Work to be completed: The records below are to be reproduced word for word.
┌──
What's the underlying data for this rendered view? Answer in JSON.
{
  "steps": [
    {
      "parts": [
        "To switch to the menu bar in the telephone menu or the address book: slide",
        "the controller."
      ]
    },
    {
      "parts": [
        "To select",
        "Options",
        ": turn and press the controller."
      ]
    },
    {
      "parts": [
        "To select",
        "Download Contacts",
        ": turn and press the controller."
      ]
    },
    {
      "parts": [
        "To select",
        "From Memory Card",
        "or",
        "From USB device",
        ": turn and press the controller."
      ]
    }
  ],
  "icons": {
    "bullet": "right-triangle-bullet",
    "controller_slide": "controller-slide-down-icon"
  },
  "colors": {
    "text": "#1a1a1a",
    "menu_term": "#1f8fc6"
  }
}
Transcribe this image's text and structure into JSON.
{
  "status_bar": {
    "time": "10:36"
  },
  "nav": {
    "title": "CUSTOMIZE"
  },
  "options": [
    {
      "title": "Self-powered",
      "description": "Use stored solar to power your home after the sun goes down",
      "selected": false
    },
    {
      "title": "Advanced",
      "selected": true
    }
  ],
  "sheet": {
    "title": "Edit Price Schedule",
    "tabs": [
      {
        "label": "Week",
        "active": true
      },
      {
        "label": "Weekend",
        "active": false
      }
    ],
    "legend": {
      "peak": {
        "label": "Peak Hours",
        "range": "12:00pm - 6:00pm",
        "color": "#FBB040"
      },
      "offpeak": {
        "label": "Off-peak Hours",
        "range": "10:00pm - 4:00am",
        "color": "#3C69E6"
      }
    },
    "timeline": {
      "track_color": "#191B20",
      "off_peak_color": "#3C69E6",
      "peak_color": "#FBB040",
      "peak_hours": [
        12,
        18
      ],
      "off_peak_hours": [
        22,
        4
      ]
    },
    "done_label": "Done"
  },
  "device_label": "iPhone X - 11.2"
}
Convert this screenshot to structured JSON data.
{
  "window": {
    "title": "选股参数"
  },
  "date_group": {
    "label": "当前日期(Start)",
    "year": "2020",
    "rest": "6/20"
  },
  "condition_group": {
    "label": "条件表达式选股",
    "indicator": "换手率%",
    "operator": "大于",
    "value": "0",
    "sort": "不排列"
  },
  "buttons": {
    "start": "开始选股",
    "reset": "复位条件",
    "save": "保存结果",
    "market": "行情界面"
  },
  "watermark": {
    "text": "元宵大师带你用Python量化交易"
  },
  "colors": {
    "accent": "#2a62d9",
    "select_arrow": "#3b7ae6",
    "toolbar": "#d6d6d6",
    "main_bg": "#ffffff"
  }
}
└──
Response for this exercise:
What's the underlying data for this rendered view? Answer in JSON.
{
  "steps": [
    {
      "parts": [
        "To switch to the menu bar in the telephone menu or the address book: slide",
        "the controller."
      ]
    },
    {
      "parts": [
        "To select",
        "Options",
        ": turn and press the controller."
      ]
    },
    {
      "parts": [
        "To select",
        "Download Contacts",
        ": turn and press the controller."
      ]
    },
    {
      "parts": [
        "To select",
        "From Memory Card",
        "or",
        "From USB device",
        ": turn and press the controller."
      ]
    }
  ],
  "icons": {
    "bullet": "right-triangle-bullet",
    "controller_slide": "controller-slide-down-icon"
  },
  "colors": {
    "text": "#1a1a1a",
    "menu_term": "#1f8fc6"
  }
}
Transcribe this image's text and structure into JSON.
{
  "status_bar": {
    "time": "10:36"
  },
  "nav": {
    "title": "CUSTOMIZE"
  },
  "options": [
    {
      "title": "Self-powered",
      "description": "Use stored solar to power your home after the sun goes down",
      "selected": false
    },
    {
      "title": "Advanced",
      "selected": true
    }
  ],
  "sheet": {
    "title": "Edit Price Schedule",
    "tabs": [
      {
        "label": "Week",
        "active": true
      },
      {
        "label": "Weekend",
        "active": false
      }
    ],
    "legend": {
      "peak": {
        "label": "Peak Hours",
        "range": "12:00pm - 6:00pm",
        "color": "#FBB040"
      },
      "offpeak": {
        "label": "Off-peak Hours",
        "range": "10:00pm - 4:00am",
        "color": "#3C69E6"
      }
    },
    "timeline": {
      "track_color": "#191B20",
      "off_peak_color": "#3C69E6",
      "peak_color": "#FBB040",
      "peak_hours": [
        12,
        18
      ],
      "off_peak_hours": [
        22,
        4
      ]
    },
    "done_label": "Done"
  },
  "device_label": "iPhone X - 11.2"
}
Convert this screenshot to structured JSON data.
{
  "window": {
    "title": "选股参数"
  },
  "date_group": {
    "label": "当前日期(Start)",
    "year": "2020",
    "rest": "6/20"
  },
  "condition_group": {
    "label": "条件表达式选股",
    "indicator": "换手率%",
    "operator": "大于",
    "value": "0",
    "sort": "不排列"
  },
  "buttons": {
    "start": "开始选股",
    "reset": "复位条件",
    "save": "保存结果",
    "market": "行情界面"
  },
  "watermark": {
    "text": "元宵大师带你用Python量化交易"
  },
  "colors": {
    "accent": "#2a62d9",
    "select_arrow": "#3b7ae6",
    "toolbar": "#d6d6d6",
    "main_bg": "#ffffff"
  }
}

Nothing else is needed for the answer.